To help facilitate the city’s need for increased waste disposal, Midland DPS got straight to work. Two days following the flood, the city expanded its monthly heavy item collection program to seven days a week and up to 12 hours per day. According to Murphy, waste collection crews continued this schedule for three-and-a-half weeks.

“Once the flood hit, the heavy item crew was diverted to flood debris cleanup,” she says. “The size of the crew was increased to [include] all three of the city’s front-end loaders and 15 tandem-axle garbage trucks.”

Murphy adds that the volume of debris following the Edenville Dam collapse was so great that Midland hired out additional contractors to provide the city’s waste crews with much-needed assistance in the form of personnel, trucks and heavy equipment.

Beyond the added work for collection personnel, the city’s maintenance staff was called upon to help keep the city’s fleet out on the road.

“Midland’s fleet services crews worked expanded hours to ensure mechanics were on the clock during all debris collection efforts to keep the trucks and heavy equipment in service,” she says.

The city of Midland also issued several press releases to the public regarding when to set items to the curb and what to expect with regard to timing for collection.

Murphy says Midland is no stranger to being prepared for annual flooding thanks to it being located in a flood plain. In 2017, Midland experienced a significant flood that resulted in several hundred homes with flooded basements. By providing expanded flood debris collection with in-house crews, DPS was able to complete flood debris collection in two weeks.

“The lesson we learned in 2017 provided the road map we needed to address the May 2020 flood,” Murphy says. “In addition, Midland County’s emergency management team had completed a tabletop training exercise in 2019 that addressed what our response would be should the Edenville Dam fail—this was extremely helpful in our actual response to the flood/dam failure when it actually occurred.”


Even with the county’s preparation for post-flood waste collection, Midland still faced overwhelming obstacles dealing with the increased volumes.
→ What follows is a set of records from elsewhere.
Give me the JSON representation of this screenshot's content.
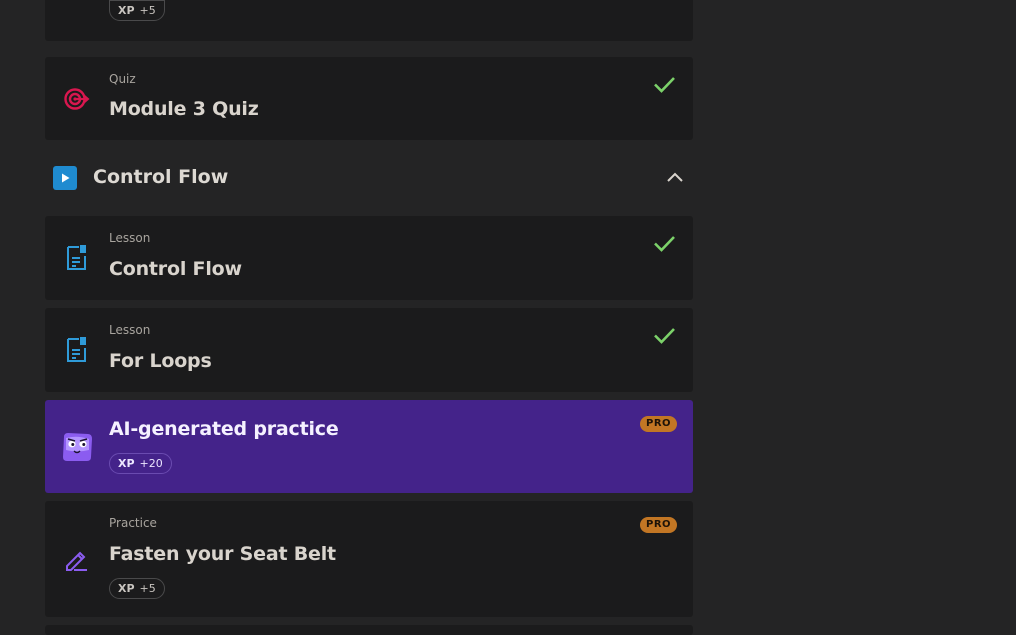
{
  "top_card": {
    "xp_label": "XP",
    "xp_value": "+5"
  },
  "quiz_card": {
    "kind": "Quiz",
    "title": "Module 3 Quiz",
    "completed": true,
    "icon": "target-icon"
  },
  "section": {
    "title": "Control Flow",
    "icon": "play-icon",
    "expanded": true
  },
  "lessons": [
    {
      "kind": "Lesson",
      "title": "Control Flow",
      "completed": true,
      "icon": "document-icon"
    },
    {
      "kind": "Lesson",
      "title": "For Loops",
      "completed": true,
      "icon": "document-icon"
    }
  ],
  "ai_practice": {
    "title": "AI-generated practice",
    "badge": "PRO",
    "xp_label": "XP",
    "xp_value": "+20",
    "icon": "mascot-icon"
  },
  "practice": {
    "kind": "Practice",
    "title": "Fasten your Seat Belt",
    "badge": "PRO",
    "xp_label": "XP",
    "xp_value": "+5",
    "icon": "pencil-icon"
  },
  "colors": {
    "accent_check": "#7cd26a",
    "ai_card_bg": "#44238a",
    "pro_badge": "#c27624",
    "quiz_icon": "#d9174f",
    "doc_icon": "#2f9bd9"
  }
}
“The city provided multiple rounds of collection in certain neighborhoods simply because there wasn’t room on the tree lawn for residents to pile all their debris,” Murphy says. “As soon as the city trucks could make it down a street in the heavily flooded neighborhoods to clear debris, residents were right back out there loading up the tree lawns with more debris.”
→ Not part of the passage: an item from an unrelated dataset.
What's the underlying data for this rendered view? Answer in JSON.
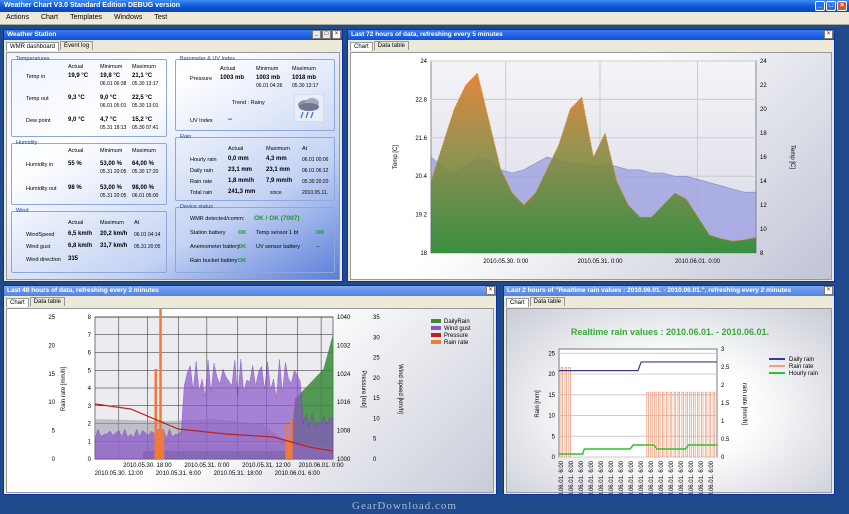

She adds, “There were sections of town where the tree lawns were piled 6 feet high and 10 feet wide [down] the entire street, with the only break in the piles at each driveway. The volume was unbelievable and heartbreaking.”
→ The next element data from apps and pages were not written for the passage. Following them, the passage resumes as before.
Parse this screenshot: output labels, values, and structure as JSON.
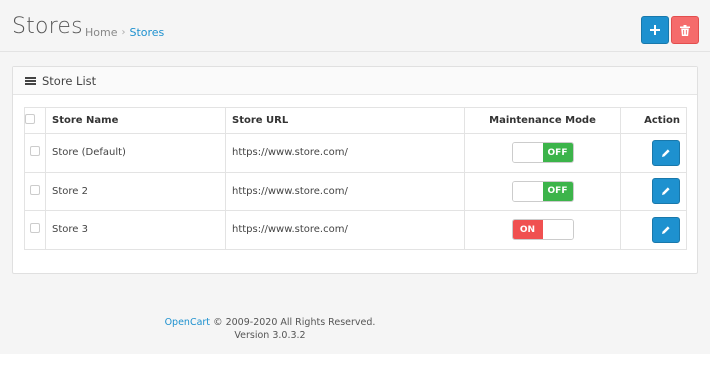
{
  "header": {
    "title": "Stores",
    "breadcrumb": [
      {
        "label": "Home"
      },
      {
        "label": "Stores"
      }
    ],
    "breadcrumb_separator": "›",
    "add_icon": "plus-icon",
    "delete_icon": "trash-icon"
  },
  "panel": {
    "title": "Store List",
    "icon": "list-icon"
  },
  "table": {
    "columns": [
      "Store Name",
      "Store URL",
      "Maintenance Mode",
      "Action"
    ],
    "rows": [
      {
        "name": "Store (Default)",
        "url": "https://www.store.com/",
        "mode": "OFF"
      },
      {
        "name": "Store 2",
        "url": "https://www.store.com/",
        "mode": "OFF"
      },
      {
        "name": "Store 3",
        "url": "https://www.store.com/",
        "mode": "ON"
      }
    ],
    "action_icon": "pencil-icon"
  },
  "footer": {
    "brand": "OpenCart",
    "copyright": " © 2009-2020 All Rights Reserved.",
    "version": "Version 3.0.3.2"
  },
  "colors": {
    "primary": "#1e91cf",
    "danger": "#f56b6b",
    "toggle_off": "#3cb44a",
    "toggle_on": "#f05050"
  }
}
With the burdensome workload of getting Midland’s streets clear of waste, Murphy says fatigue among employees was a big concern, with many crews working around the clock for roughly a week to respond to flooded streets and parks.

“The same crews who placed road closure barricades and monitored streets to keep residents safe were the crews that turned around and provided flood debris collection,” she says. “Providing a safe place for [crews] to take breaks, ensuring that supervisors checked in with everyone on a regular basis, and providing snacks and drinks [for personnel] was helpful.”

Once flood debris collection was completed, Murphy says the city brought in a counselor from Midland’s employee assistance program to meet with crews in socially distanced groups to learn about critical stress management practices.

“We wanted to provide resources to help employees who had spent countless hours hauling away people’s debris,” she says. “It was mentally tough on the crews to experience the devastation.”

In order to provide additional flood relief to the areas affected by the Edenville Dam failure, the Michigan House of Representatives approved legislation on Sept. 1 to provide $6 million to the communities of Gladwin and Midland. The funding will provide matching contributions for available cleanup grants, debris removal, and emergency protective measures such as sheltering, evacuation and chemical contamination cleanup efforts.

This article originally appeared in the September issue of Waste Today. The author is the assistant editor of Waste Today and can be reached at